## Assignment
Each line of the listing below containing the word "Ports" should be returned.

========================================================================

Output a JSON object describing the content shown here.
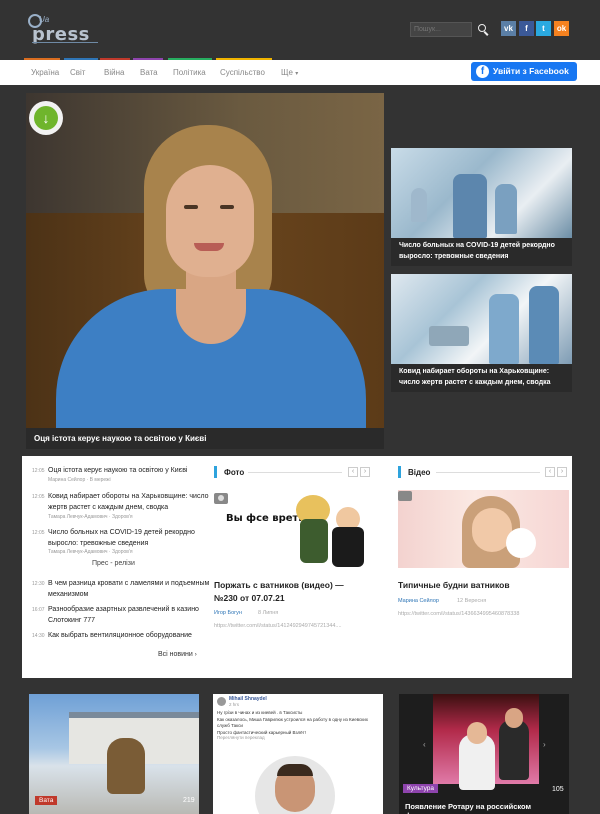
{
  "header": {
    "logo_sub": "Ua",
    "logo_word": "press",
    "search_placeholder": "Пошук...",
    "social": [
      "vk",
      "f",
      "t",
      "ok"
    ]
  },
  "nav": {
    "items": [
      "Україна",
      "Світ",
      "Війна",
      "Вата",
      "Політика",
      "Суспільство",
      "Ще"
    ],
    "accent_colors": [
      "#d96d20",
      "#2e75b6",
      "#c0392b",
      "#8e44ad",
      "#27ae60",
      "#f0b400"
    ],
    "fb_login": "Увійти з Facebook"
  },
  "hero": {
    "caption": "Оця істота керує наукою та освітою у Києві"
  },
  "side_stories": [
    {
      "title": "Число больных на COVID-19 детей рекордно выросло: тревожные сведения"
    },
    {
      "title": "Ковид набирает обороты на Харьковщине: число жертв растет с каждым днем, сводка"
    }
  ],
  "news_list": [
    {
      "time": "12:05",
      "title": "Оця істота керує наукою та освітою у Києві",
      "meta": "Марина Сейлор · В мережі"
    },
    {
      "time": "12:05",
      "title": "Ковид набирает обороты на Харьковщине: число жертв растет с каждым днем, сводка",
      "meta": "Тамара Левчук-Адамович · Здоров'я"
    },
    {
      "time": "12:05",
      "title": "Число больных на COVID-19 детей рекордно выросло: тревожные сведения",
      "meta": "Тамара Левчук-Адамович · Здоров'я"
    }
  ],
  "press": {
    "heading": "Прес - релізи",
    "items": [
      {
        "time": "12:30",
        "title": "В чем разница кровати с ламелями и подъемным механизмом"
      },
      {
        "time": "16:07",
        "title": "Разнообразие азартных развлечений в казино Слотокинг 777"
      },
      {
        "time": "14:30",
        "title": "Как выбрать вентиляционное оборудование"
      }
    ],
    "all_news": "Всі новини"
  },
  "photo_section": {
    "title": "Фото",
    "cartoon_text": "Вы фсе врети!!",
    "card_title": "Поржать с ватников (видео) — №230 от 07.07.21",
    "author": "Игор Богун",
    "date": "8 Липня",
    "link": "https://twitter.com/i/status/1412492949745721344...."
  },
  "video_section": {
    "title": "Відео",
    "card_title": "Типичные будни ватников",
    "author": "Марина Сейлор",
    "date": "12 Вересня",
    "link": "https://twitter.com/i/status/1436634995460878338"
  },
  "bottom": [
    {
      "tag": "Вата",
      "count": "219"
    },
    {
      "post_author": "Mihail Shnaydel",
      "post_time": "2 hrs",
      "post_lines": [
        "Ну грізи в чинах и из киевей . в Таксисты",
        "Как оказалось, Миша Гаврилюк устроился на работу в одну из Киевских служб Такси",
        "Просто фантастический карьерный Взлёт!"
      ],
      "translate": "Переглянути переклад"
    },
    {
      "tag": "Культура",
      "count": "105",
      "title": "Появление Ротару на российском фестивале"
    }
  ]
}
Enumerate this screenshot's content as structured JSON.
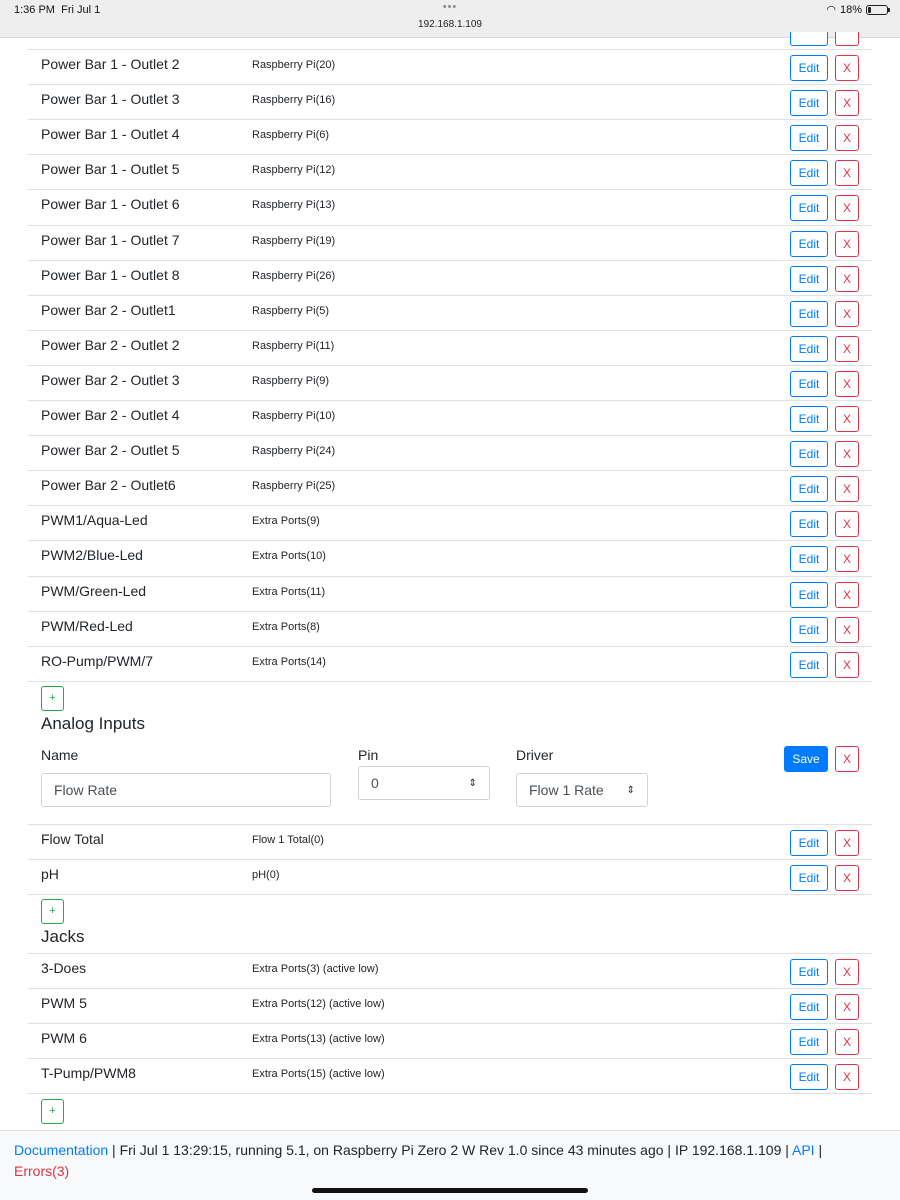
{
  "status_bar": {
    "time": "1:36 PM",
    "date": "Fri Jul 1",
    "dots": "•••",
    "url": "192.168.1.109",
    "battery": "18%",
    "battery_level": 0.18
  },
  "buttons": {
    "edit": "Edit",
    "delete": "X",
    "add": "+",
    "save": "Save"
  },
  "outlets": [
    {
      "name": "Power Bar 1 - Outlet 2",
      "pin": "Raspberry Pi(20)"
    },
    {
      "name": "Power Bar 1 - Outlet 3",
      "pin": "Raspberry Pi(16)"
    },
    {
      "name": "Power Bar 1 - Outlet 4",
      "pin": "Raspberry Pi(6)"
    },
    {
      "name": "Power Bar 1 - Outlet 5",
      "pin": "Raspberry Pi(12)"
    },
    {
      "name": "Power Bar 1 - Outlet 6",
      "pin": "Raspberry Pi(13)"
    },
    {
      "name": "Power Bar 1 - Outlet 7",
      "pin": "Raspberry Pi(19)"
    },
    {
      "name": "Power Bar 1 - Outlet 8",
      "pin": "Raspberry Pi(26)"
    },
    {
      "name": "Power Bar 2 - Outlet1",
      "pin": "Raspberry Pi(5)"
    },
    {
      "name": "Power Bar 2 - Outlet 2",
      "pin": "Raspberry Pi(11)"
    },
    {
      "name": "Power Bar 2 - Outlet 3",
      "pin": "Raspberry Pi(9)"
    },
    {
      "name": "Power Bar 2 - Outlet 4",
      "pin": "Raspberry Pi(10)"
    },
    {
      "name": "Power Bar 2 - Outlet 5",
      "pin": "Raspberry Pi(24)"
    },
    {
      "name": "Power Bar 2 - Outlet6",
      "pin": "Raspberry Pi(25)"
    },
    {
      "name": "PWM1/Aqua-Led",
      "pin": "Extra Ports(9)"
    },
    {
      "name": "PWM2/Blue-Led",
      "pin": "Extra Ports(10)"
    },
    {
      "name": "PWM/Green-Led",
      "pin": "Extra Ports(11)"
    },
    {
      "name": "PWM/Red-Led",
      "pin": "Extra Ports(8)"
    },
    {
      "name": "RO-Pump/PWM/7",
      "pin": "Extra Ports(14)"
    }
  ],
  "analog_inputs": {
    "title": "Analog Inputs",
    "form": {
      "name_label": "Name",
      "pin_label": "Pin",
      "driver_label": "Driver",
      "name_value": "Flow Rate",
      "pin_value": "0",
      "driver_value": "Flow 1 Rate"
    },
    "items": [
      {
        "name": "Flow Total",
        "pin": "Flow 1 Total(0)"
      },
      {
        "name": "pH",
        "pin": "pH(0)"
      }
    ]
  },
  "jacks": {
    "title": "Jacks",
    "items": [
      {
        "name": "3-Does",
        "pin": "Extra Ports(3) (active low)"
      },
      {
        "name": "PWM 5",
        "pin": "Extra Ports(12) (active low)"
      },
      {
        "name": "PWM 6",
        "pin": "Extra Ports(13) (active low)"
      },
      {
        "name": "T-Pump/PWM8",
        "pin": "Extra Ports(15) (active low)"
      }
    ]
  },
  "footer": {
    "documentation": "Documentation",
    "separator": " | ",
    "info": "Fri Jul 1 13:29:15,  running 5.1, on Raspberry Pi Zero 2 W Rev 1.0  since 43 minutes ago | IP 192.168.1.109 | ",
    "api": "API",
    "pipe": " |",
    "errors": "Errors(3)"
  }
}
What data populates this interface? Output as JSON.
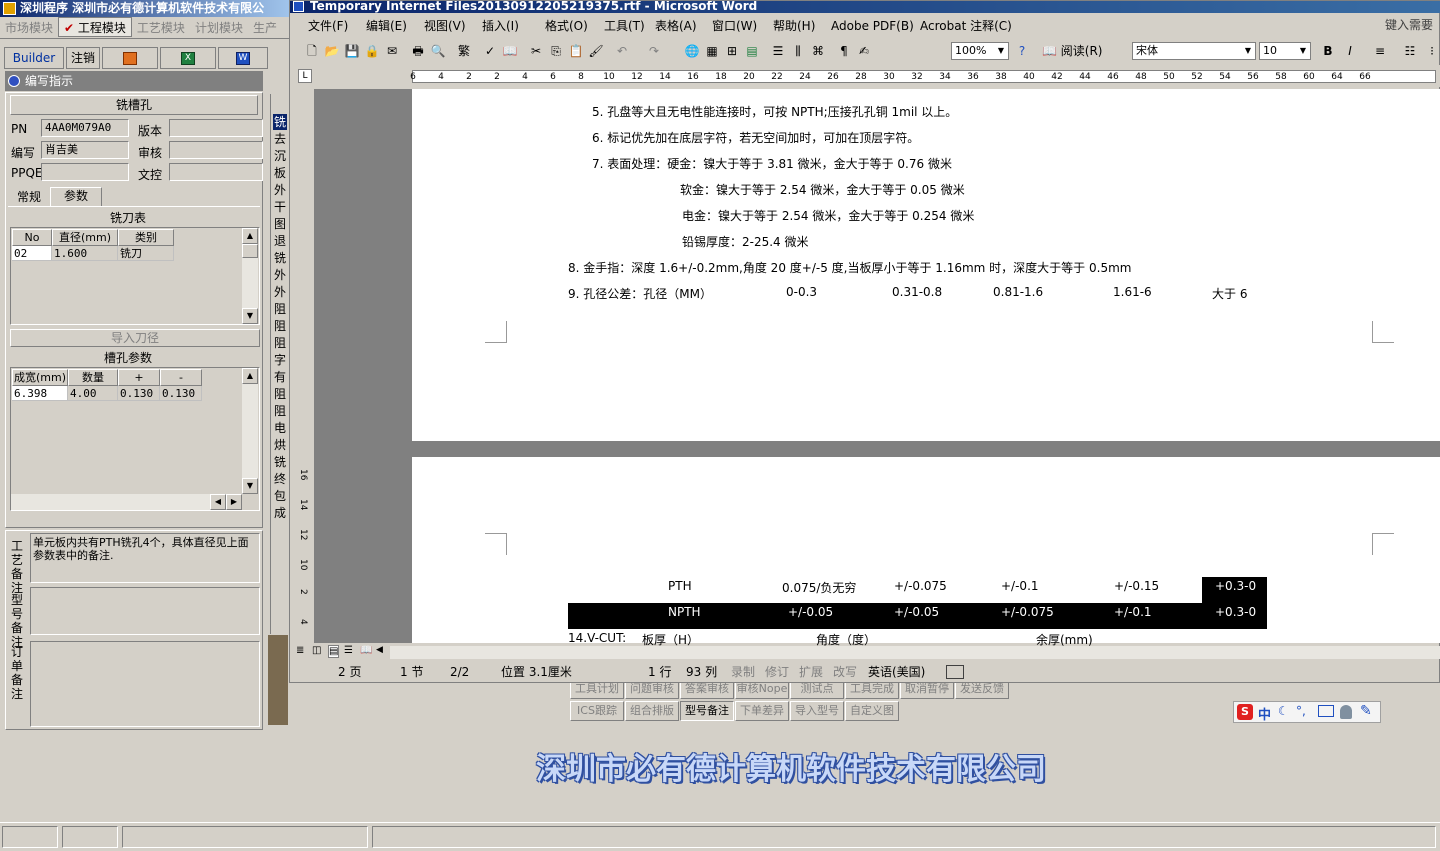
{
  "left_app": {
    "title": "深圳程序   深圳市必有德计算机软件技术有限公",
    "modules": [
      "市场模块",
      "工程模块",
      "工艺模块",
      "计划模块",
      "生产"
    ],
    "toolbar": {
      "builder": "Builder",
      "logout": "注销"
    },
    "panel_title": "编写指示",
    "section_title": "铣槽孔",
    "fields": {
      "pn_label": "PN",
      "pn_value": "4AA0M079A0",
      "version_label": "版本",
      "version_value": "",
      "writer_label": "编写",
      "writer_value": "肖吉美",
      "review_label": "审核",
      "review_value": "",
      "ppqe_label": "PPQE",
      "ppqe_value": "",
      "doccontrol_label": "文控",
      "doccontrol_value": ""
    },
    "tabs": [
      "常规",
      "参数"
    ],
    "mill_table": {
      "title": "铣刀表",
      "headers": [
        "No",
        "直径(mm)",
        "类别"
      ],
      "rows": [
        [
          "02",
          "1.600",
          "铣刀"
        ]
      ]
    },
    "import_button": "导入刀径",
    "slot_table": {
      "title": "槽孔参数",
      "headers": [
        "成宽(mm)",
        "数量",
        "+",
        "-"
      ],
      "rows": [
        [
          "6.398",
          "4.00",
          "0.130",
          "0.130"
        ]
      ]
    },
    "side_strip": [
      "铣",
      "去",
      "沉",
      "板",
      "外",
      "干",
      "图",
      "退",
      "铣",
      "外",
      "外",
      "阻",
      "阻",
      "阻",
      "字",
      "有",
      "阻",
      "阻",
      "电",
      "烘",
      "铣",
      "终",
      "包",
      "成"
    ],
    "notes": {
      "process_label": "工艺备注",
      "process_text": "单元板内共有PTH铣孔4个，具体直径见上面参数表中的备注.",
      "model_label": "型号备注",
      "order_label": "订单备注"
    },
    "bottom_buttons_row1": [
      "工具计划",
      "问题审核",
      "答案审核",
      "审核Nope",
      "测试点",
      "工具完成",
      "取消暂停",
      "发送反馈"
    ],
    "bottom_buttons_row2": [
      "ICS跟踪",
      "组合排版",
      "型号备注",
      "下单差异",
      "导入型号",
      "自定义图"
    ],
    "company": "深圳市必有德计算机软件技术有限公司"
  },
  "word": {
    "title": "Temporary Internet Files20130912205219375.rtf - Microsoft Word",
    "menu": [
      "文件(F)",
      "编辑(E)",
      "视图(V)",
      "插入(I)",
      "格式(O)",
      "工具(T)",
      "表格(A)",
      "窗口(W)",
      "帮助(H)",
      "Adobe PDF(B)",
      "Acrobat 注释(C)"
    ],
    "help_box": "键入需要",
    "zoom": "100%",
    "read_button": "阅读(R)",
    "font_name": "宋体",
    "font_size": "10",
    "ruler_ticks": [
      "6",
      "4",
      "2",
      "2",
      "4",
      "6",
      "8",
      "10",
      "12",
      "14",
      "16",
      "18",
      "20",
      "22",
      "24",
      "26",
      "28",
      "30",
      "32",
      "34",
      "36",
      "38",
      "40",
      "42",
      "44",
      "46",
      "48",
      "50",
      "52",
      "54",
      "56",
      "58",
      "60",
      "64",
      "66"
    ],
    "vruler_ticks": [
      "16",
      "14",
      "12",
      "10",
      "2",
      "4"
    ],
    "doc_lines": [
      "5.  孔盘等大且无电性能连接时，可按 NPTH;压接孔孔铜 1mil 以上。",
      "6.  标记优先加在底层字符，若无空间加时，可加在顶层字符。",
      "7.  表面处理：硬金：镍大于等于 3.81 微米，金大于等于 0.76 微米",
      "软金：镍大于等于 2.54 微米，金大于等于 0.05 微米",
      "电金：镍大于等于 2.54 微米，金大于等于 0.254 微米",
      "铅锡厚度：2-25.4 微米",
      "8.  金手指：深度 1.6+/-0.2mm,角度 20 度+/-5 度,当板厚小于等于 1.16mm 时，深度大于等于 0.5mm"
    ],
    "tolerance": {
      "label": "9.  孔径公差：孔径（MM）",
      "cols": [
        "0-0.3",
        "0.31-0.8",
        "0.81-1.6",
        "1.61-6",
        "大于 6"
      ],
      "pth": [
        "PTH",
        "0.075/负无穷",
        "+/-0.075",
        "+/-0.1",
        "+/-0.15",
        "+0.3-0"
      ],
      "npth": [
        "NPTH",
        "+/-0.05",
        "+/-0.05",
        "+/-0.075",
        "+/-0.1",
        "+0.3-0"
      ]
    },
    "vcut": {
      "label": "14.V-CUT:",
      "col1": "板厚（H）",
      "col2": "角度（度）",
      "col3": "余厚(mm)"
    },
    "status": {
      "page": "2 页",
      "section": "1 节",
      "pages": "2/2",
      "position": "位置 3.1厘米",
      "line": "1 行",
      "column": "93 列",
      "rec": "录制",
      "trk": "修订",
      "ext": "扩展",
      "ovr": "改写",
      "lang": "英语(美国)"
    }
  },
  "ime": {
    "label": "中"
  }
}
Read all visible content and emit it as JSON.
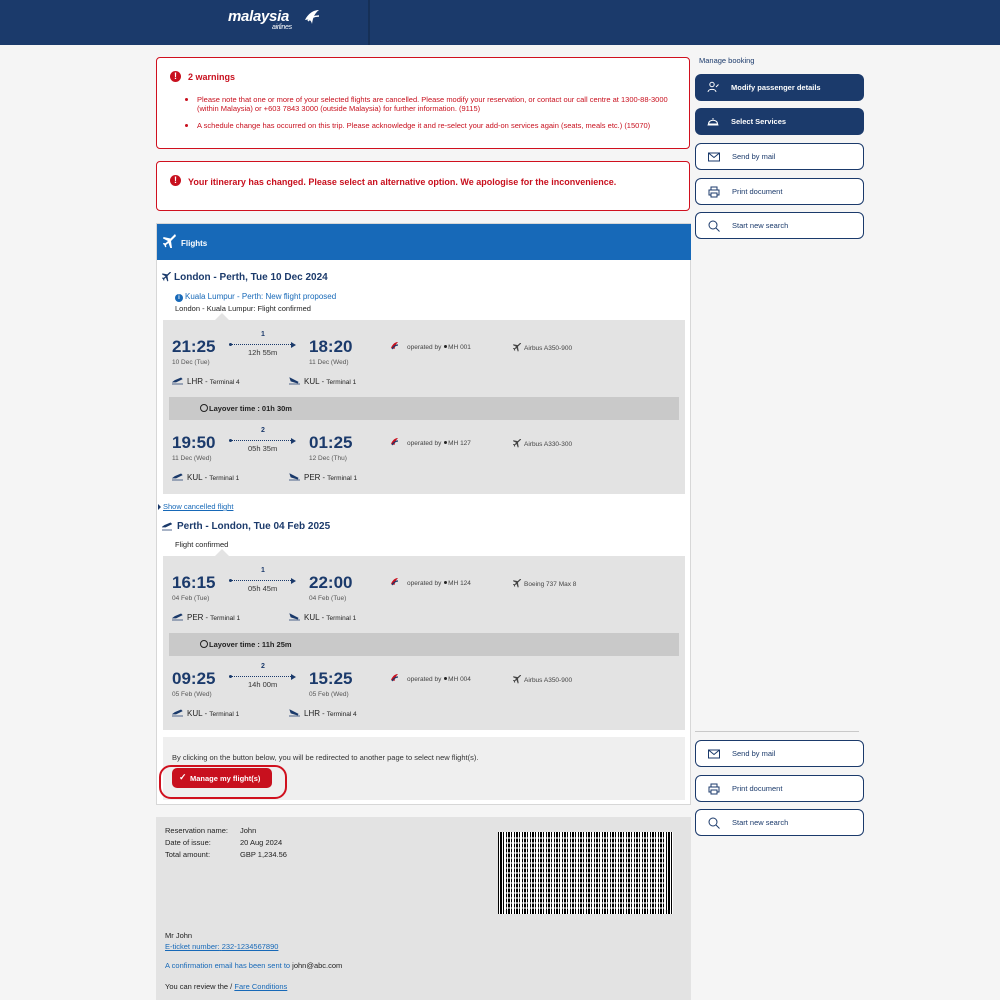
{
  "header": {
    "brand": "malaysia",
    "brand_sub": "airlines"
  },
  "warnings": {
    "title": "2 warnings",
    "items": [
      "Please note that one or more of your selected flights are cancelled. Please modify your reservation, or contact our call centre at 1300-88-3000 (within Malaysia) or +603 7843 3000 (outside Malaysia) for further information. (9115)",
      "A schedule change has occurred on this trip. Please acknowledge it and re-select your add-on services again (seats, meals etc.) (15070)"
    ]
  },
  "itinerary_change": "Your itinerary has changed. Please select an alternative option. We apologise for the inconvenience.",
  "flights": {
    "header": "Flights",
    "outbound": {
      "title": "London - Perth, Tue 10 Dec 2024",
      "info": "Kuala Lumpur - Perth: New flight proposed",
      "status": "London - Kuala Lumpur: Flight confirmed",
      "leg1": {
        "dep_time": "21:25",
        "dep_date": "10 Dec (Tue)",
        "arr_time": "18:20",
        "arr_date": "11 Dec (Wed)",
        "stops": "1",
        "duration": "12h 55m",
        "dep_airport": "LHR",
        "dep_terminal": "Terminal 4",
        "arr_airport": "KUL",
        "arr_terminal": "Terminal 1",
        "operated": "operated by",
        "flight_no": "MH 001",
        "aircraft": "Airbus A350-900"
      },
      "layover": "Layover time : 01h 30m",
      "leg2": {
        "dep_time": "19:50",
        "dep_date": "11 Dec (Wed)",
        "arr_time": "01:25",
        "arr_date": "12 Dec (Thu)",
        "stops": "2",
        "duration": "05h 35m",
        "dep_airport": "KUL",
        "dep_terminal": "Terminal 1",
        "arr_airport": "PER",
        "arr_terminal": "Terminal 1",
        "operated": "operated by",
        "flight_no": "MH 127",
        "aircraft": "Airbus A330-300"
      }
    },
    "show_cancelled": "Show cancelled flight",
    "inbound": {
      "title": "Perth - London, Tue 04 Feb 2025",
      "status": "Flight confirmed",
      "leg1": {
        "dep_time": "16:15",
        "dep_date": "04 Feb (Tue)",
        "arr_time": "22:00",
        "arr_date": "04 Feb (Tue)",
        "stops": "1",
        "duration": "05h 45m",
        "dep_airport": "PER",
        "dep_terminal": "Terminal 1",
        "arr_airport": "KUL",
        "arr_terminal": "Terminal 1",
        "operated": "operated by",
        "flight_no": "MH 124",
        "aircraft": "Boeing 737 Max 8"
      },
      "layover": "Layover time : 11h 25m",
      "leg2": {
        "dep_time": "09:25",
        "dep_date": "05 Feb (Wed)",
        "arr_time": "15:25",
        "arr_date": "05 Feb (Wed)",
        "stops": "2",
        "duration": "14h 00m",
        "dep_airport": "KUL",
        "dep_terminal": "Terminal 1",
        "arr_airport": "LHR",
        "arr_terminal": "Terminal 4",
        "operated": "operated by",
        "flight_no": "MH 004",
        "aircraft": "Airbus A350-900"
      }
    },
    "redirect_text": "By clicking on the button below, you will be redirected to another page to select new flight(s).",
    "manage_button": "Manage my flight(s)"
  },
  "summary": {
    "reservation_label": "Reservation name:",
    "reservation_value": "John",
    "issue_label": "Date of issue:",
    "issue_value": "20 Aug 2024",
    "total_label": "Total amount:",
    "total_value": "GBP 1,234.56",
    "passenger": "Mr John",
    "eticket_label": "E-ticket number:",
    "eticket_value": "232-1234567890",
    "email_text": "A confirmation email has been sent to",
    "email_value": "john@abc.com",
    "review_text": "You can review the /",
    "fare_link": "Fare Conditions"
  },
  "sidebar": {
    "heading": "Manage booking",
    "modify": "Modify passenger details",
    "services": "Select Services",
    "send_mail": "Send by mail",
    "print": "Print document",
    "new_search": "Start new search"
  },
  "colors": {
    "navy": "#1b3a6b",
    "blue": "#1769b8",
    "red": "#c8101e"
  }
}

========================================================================

## Solution below
      "pin": "Extra Ports(9)"
      "pin": "Extra Ports(10)"
      "pin": "Extra Ports(11)"
      "pin": "Extra Ports(8)"
      "pin": "Extra Ports(14)"
        "pin": "Extra Ports(3) (active low)"
        "pin": "Extra Ports(12) (active low)"
        "pin": "Extra Ports(13) (active low)"
        "pin": "Extra Ports(15) (active low)"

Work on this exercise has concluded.